Pooja, who considers her future as important, distances herself from the whole episode, leaving Sairah embarrassed and angry. The principal, concerned about the status of the school presses for not registering a police case, dismisses Sairah from the school. Pooja, now ashamed of and disturbed by what she did, tries to apologise to Sairah, but meets with hostility. Pooja loses her mental stability, unable to take the pressure of having lost two best friends together—one to death and the other to her own betrayal. Years on Sairah's graduation day, she receives a letter that claims to be from Sreedevi; the letter informs her that Pooja was in a mental asylum for 6 years, she needs Sairah's company. Sairah, returning to Ooty, finds out, they realise how much they missed each other and return to their school campus to a tree they had planted years ago. Maria Roy as Sreedevi, a silent girl, she is the truce maker. Roma Asrani as Sarah Elizabeth. Coming from a broken family, she is always ready to help anyone.
Parvathy Thiruvothu as Pooja Krishnan, a smart student and practical mind. Skanda Ashok as Sooraj Menon, Sreedevi's lover Aishwarya as Elizabeth, Sarah's mother Seetha as Pooja's mother Prem Prakash as Swaminathan, Sreedevi's father Sukanya as Sridevi's mother Raveendran as a doctor Arathi as Swapna Mejo Joseph as Feroz, a student Suresh Gopi as Brigadier Alexander, Sarah's father Harith CNV as Student The filming was held at Lawrence School, Ooty; the director Roshan Andrews says "Although it cost a fortune to shoot there, it turned out to be perfect. I had visited many schools in Kerala, but couldn't find what I wanted." The other filming locations were the Medical College Ground and the Indian Institute of Management in Kozhikode. The casting of the film was done through open calls. According to the director, the cast was selected from 5000 applicants; the film was produced by a production house known for family dramas. The budget of the film was ₹18 million. All the songs composed by debutant Mejo Joseph.

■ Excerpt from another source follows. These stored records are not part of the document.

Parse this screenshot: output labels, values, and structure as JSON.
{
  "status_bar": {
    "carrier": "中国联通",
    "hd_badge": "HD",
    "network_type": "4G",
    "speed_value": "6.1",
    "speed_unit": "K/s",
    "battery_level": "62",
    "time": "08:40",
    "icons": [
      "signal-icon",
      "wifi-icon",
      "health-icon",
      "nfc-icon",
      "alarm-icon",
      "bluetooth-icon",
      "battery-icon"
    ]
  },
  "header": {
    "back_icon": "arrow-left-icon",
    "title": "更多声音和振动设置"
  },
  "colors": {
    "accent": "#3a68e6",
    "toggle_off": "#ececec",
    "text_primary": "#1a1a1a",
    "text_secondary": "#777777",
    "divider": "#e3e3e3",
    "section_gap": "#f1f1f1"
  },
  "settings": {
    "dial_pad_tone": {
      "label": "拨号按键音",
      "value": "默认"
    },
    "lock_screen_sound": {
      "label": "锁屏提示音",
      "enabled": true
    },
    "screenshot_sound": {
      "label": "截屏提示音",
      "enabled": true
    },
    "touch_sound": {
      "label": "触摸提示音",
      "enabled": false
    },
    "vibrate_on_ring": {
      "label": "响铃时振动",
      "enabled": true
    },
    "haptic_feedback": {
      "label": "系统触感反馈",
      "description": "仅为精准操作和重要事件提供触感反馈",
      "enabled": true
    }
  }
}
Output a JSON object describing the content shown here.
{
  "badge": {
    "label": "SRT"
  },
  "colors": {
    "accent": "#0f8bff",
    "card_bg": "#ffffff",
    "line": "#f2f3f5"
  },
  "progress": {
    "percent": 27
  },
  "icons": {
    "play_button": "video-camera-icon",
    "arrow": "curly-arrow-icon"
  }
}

"Hrudayavum" – Vineeth Sreenivasan, Jyotsna "Changathikoottam" – Rimi Tomy, Sayanora Philip, Vidhu Prathap "Iniyum" – K. J. Yesudas, Manjari "As We All Know" – Donan, Swapna, Vinaita The film was released on 15 December 2006. Reviewer from Sify, while complementing Andrews for taking up a taboo subject and casting newcomers, found the film unimpressive as a whole, gave the verdict as "Ho-hum, just average"; the Varnachitram.com review was positive, calling it an "interesting movie." However the reviewer felt that "t takes the whole of the first half to reach the first plot point." He goes on to state that "he line in the story would have read "Boy and Girl fall in love", but stretching it to the entire first half was, lets say a stretch." The reviewer lauded the screenplay when the major theme of the film is dealt with. He credited the director for "extracting great performances out of newcomers." The OneIndia.com review, though at first comments that "here are times when you might feel as if the director is obsessed with periods and pregnancy than the story itself" adds that "the film's real theme seems to be something relevant in today's changing times—the ne